You are reading

Three Men Wrongly Convicted of Double Murder Won’t Face New Trial: DA

From left, George Bell, Rohan Bolt and Gary Johnson (Source: GoFundMe)

June 4, 2021 By Ryan Songalia

Three men who spent nearly a quarter century behind bars after being wrongfully convicted for a 1996 double murder can now move on with their lives.

George Bell, Gary Johnson and Rohan Bolt, who were released in March when their sentences were vacated due to prosecutorial misconduct, were notified by Queens District Attorney Melinda Katz Thursday that she would no retry them.

The men appeared in Queens Supreme Court this morning where the charges related to the 1996 killings of Charles Davis and Ira Epstein were formally dismissed. The two men were shot and killed on Dec. 21, 1996 during a botched robbery attempt at Epstein’s check cashing business in East Elmhurst. Davis, an off-duty NYPD officer, was working as a part-time security guard.

“As of this moment, you once again have the power to choose to decide what happens next in your lives,” said Justice Michelle Johnson during the hearing.

The decision not to pursue charges followed a three-month investigation by the Conviction Integrity Unit. That followed an eleven-month investigation where it was determined that the three men were victims of prosecutorial misconduct.

“There can be no true justice, in Queens County or anywhere else, unless we hold ourselves to the highest standards facilitating the process by which justice is sought. My commitment to the effort continues,” said Queens District Attorney Melinda Katz.

The investigation conducted by the Conviction Integrity Unit determined that the prosecutors failed to disclose key information at the time of the initial trial that would have helped the defense. For instance, the defense was not informed that a member of a gang called “Speedstick” had implicated himself and other members of his gang in the killings.

Prosecutors also failed to disclose the mental health records of a purported accomplice who testified against two of the defendants at trial.

The decision not to pursue charges follows 60 interviews with witnesses and a review of hundreds of hours of electronic evidence. Investigators also reevaluated DNA evidence, ballistics evidence and re-tested fingerprints.

Bell, who was 19 years old at the time of the killings, said he would close his eyes at night while in prison and imagine himself being at a family gathering. He has been able to make that dream a reality ever since March 5, when the three men were released from prison.

“To be free is the most amazing feeling in the world,” Bell said. He says that the small things in life, like calling his parents each morning, or even just opening his own refrigerator, are what he looks forward to each day.”
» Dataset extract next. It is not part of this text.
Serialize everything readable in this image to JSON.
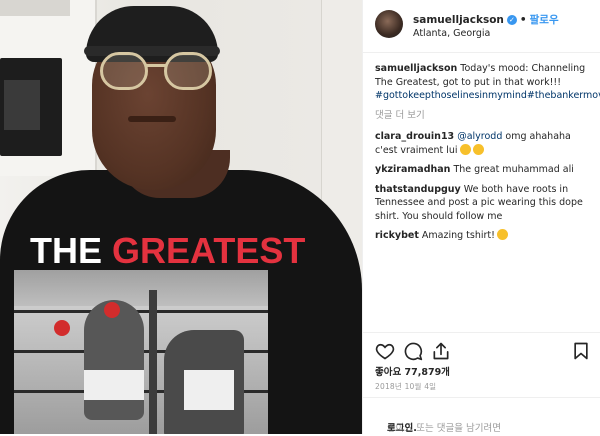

Gary Johnson, who was 22 at the time of the murders, says the charges being dropped brings a sense of closure to his life.

“The burden that has been sitting on my shoulders for the past 24 years has been lifted and I am excited to be able to start my life again,” Johnson said.
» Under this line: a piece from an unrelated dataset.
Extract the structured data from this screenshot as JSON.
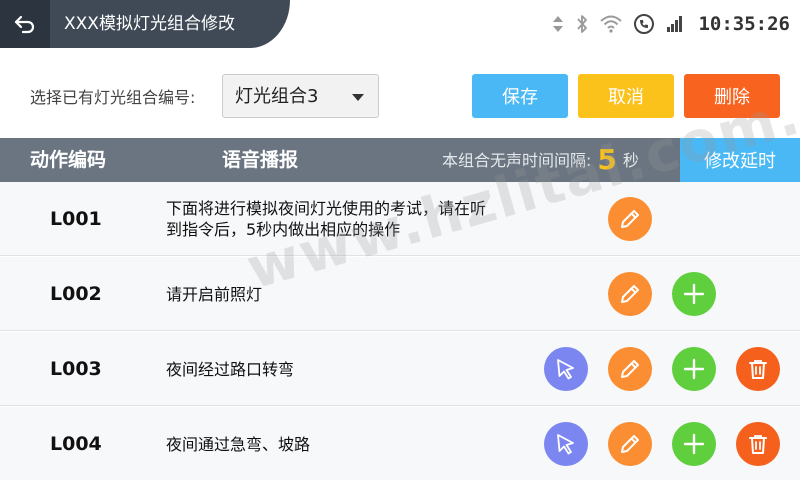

Rohan Bolt, who was 35 at the time of the killings, says he hopes his conviction being overturned will lead to other wrongly-convicted people being set free as well.

“I will never get that time back, but I will make the most of every day I have now,” Bolt said.
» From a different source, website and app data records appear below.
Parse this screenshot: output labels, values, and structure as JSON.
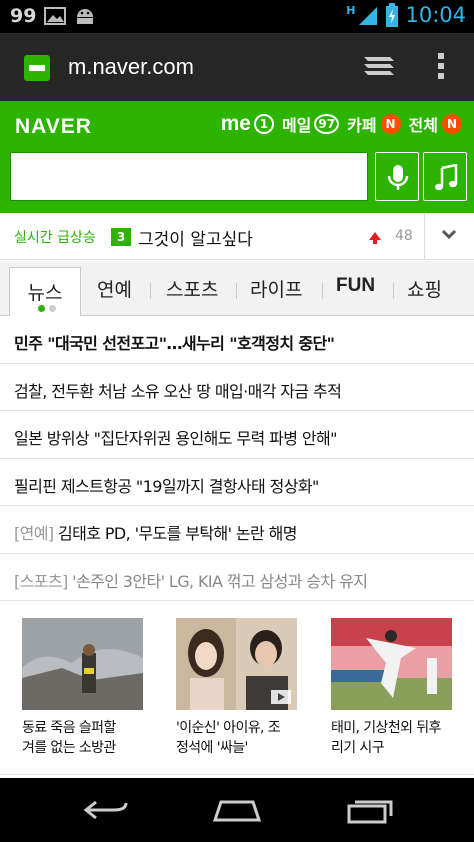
{
  "status_bar": {
    "badge": "99",
    "time": "10:04",
    "network": "H",
    "colors": {
      "time": "#33b5e5"
    },
    "icons": [
      "image-notification-icon",
      "android-notification-icon",
      "signal-icon",
      "battery-charging-icon"
    ]
  },
  "browser": {
    "url": "m.naver.com",
    "icons": [
      "naver-favicon-icon",
      "tabs-icon",
      "overflow-menu-icon"
    ]
  },
  "naver": {
    "logo": "NAVER",
    "me_label": "me",
    "me_count": "1",
    "mail_label": "메일",
    "mail_count": "97",
    "cafe_label": "카페",
    "cafe_badge": "N",
    "all_label": "전체",
    "all_badge": "N",
    "search": {
      "value": "",
      "placeholder": ""
    },
    "colors": {
      "brand": "#2db400",
      "badge": "#ff4e00"
    },
    "icons": [
      "microphone-icon",
      "music-note-icon"
    ]
  },
  "realtime": {
    "label": "실시간 급상승",
    "rank": "3",
    "keyword": "그것이 알고싶다",
    "count": "48",
    "icons": [
      "trend-up-arrow-icon",
      "chevron-down-icon"
    ]
  },
  "tabs": [
    {
      "label": "뉴스",
      "active": true
    },
    {
      "label": "연예"
    },
    {
      "label": "스포츠"
    },
    {
      "label": "라이프"
    },
    {
      "label": "FUN"
    },
    {
      "label": "쇼핑"
    }
  ],
  "news": [
    {
      "title": "민주 \"대국민 선전포고\"…새누리 \"호객정치 중단\""
    },
    {
      "title": "검찰, 전두환 처남 소유 오산 땅 매입·매각 자금 추적"
    },
    {
      "title": "일본 방위상 \"집단자위권 용인해도 무력 파병 안해\""
    },
    {
      "title": "필리핀 제스트항공 \"19일까지 결항사태 정상화\""
    },
    {
      "category": "[연예]",
      "title": "김태호 PD, '무도를 부탁해' 논란 해명"
    },
    {
      "category": "[스포츠]",
      "title": "'손주인 3안타' LG, KIA 꺾고 삼성과 승차 유지"
    }
  ],
  "photos": [
    {
      "caption_line1": "동료 죽음 슬퍼할",
      "caption_line2": "겨를 없는 소방관"
    },
    {
      "caption_line1": "'이순신' 아이유, 조",
      "caption_line2": "정석에 '싸늘'"
    },
    {
      "caption_line1": "태미, 기상천외 뒤후",
      "caption_line2": "리기 시구"
    }
  ],
  "nav_icons": [
    "back-icon",
    "home-icon",
    "recent-apps-icon"
  ]
}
email the author: news@queenspost.com
No comments yet

Leave a Comment
Reply to this Comment

All comments are subject to moderation before being posted.

This site is protected by reCAPTCHA and the Google Privacy Policy and Terms of Service apply.

Recent News

Preserving Tradition, Embracing Innovation: A Journey through Katz’s Delicatessen

May. 22, 2024 by Jill Carvajal

In this episode of Schneps Connects, we delve into the captivating history and enduring legacy of Katz’s Delicatessen, a cherished institution in New York City since 1888. Jake Dell, the fifth-generation custodian of Katz’s, joins us to recount the deli’s evolution amidst the ever-changing landscape of NYC. From its iconic “Send a Salami to Your Boy in the Army” campaign to the traditional ticket system, Jake shares insights into the family business and invaluable lessons for entrepreneurs, especially in the demanding restaurant industry of NYC. He unveils some of Katz’s secrets, including the meticulous pastrami-making process that sets them apart, and discusses the enduring allure that keeps customers lining up daily. From expanding catering services to international shipping, Jake reflects on the milestones and challenges of running Katz’s, highlighting his proudest achievements and future aspirations. With a nod to its celebrity following and film appearances, Jake offers a glimpse into the deli’s cultural impact and what lies ahead for this beloved New York institution.

Brooklyn man who was cleared in the murder of 14-year-old girl, indicted for attempted murder of teen in Middle Village last July: DA

A Brooklyn man who had a murder conviction vacated by the Queens District Attorney’s Office in November 2022 was indicted in connection to a fatal shooting in Middle Village.

Shamel Capers, 24, of Herzl Street, was arraigned Tuesday in Queens Supreme Court on an indictment charging him with attempted murder and Dante Hunter, 25, of Mott Avenue in Far Rockaway, was arraigned Monday on an indictment charging with murder and other crimes in the fatal shooting of 19-year-old Joshua Taylor in Middle Village last July.